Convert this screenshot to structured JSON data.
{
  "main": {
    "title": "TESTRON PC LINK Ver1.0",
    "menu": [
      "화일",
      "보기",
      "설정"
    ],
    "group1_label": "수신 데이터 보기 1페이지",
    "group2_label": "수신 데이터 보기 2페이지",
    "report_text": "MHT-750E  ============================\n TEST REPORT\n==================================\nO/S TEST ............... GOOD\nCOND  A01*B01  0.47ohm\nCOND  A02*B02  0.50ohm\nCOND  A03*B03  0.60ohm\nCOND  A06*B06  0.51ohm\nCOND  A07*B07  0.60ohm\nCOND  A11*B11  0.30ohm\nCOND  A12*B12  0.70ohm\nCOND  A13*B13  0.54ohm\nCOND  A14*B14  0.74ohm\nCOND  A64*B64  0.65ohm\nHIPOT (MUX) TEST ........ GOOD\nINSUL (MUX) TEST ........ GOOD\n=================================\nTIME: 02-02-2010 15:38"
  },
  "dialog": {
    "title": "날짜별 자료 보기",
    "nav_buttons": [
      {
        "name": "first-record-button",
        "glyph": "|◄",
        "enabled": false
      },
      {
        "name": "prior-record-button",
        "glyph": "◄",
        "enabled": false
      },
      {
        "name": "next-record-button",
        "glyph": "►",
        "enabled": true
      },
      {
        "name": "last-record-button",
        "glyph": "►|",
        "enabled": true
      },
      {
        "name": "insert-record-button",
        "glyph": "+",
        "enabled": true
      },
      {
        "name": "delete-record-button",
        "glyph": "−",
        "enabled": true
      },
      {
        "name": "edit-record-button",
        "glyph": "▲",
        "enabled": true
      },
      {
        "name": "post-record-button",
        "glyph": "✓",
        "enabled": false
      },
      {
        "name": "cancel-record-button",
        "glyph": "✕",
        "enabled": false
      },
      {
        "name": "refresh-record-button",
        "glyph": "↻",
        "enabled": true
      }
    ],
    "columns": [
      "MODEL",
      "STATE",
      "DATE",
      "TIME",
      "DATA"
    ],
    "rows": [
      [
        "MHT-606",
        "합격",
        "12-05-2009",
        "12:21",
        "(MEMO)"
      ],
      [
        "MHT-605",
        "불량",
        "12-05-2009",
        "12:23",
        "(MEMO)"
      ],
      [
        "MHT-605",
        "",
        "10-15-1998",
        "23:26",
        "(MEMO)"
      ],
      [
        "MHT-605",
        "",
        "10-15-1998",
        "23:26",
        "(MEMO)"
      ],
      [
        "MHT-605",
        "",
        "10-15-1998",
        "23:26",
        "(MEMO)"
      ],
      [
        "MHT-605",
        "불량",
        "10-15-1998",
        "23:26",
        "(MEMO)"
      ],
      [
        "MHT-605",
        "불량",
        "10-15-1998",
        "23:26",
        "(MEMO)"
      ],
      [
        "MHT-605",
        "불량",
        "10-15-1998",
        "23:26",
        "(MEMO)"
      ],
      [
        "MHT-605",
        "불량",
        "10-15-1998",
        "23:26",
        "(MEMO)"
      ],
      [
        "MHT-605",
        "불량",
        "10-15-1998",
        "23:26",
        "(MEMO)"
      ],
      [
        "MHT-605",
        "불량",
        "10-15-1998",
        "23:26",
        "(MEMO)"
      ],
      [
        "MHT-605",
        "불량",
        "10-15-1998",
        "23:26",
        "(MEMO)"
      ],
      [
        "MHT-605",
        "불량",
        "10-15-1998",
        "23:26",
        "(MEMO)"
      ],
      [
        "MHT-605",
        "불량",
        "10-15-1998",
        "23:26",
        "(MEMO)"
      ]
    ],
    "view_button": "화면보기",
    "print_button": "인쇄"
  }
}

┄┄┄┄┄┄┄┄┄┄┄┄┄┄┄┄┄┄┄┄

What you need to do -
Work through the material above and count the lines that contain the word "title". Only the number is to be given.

Written response -
2